Control Condition: Students in the control group will receive assistance typically provided in the school or in the community.

Research Design and Methods: Students will be randomly assigned to the intervention or community care group. The intervention will last throughout the school year, with coaches and researchers providing the aspects of the intervention program. Outcome data will be collected before, during, and after the intervention.

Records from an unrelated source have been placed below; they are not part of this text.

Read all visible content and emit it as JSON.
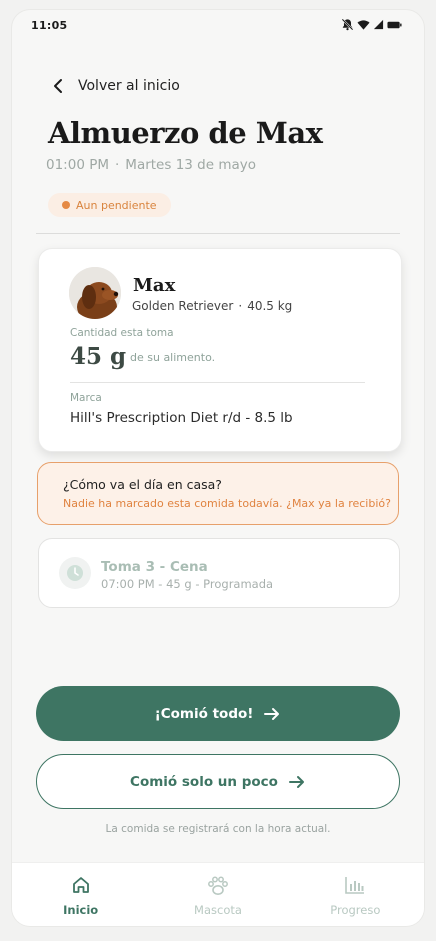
{
  "status_bar": {
    "time": "11:05",
    "icons": [
      "bell-off-icon",
      "wifi-icon",
      "signal-icon",
      "battery-icon"
    ]
  },
  "header": {
    "back_label": "Volver al inicio",
    "title": "Almuerzo de Max",
    "time": "01:00 PM",
    "separator": "·",
    "date": "Martes 13 de mayo"
  },
  "status_badge": {
    "label": "Aun pendiente",
    "color": "#e58a45"
  },
  "pet_card": {
    "name": "Max",
    "breed": "Golden Retriever",
    "separator": "·",
    "weight": "40.5 kg",
    "quantity_label": "Cantidad esta toma",
    "quantity_value": "45 g",
    "quantity_suffix": "de su alimento.",
    "brand_label": "Marca",
    "brand_value": "Hill's Prescription Diet r/d - 8.5 lb"
  },
  "alert": {
    "title": "¿Cómo va el día en casa?",
    "text": "Nadie ha marcado esta comida todavía. ¿Max ya la recibió?"
  },
  "next_meal": {
    "title": "Toma 3 - Cena",
    "detail": "07:00 PM - 45 g - Programada",
    "icon": "clock-icon"
  },
  "actions": {
    "primary_label": "¡Comió todo!",
    "secondary_label": "Comió solo un poco",
    "footnote": "La comida se registrará con la hora actual."
  },
  "nav": {
    "items": [
      {
        "label": "Inicio",
        "icon": "home-icon",
        "active": true
      },
      {
        "label": "Mascota",
        "icon": "paw-icon",
        "active": false
      },
      {
        "label": "Progreso",
        "icon": "bar-chart-icon",
        "active": false
      }
    ]
  },
  "colors": {
    "primary": "#3e7563",
    "accent_orange": "#e58a45",
    "background": "#f7f7f6"
  }
}
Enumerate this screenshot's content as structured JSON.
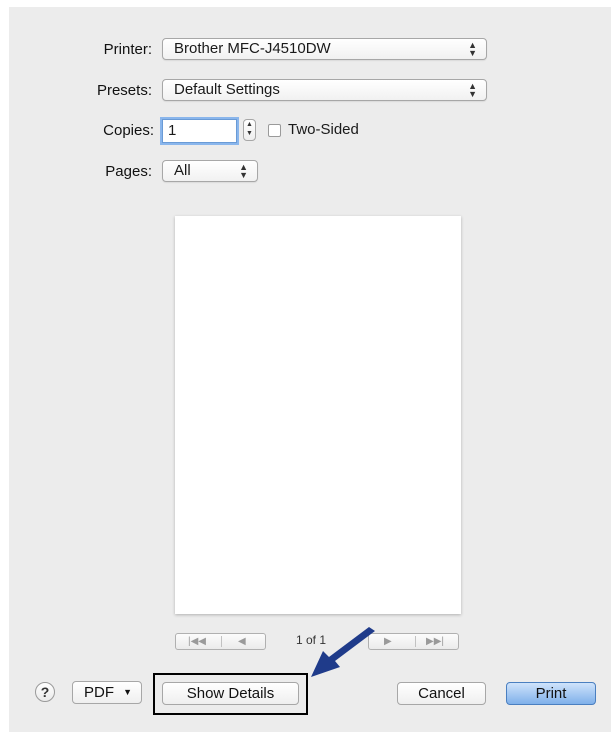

Key Measures: Researchers will use a group of measures to collect demographic, descriptive, and diagnostic information, including the Behavior Assessment System for Children-Second edition (BASC-2) and the child version of the Schedule for Affective Disorders and Schizophrenia (K-SADS). Outcomes related to school functioning and social skills improvement will be measured using the Classroom Performance Survey, Impairment Rating Scale, ADHD Rating Scale, Conflict Behavior Questionnaire, the Social Skills Improvement System, student and parent surveys, and reviews of academic records (e.g. grade reports and disciplinary actions). Researchers will collect data on potential moderating and mediating factors such as attendance, depression levels, parental signs of ADHD, and intelligence.

Data Analytic Strategy: Researchers will analyze data using an intent-to-treat approach. Researchers will use hierarchical linear modeling for its advantage in dealing with nested data (repeated measures within individuals from two groups) and attrition across time. Researchers will analyze qualitative data from student and parent surveys descriptively, looking specifically at school and staff characteristics that are necessary to successfully implement BFP.


Journal article, monograph, or newsletter

Bunford, N., Evans, S.W., and Wymbs, F. (2015). ADHD and Emotion Dysregulation Among Children and Adolescents. Clinical Child and Family Psychology Review, 18(3), 185–217.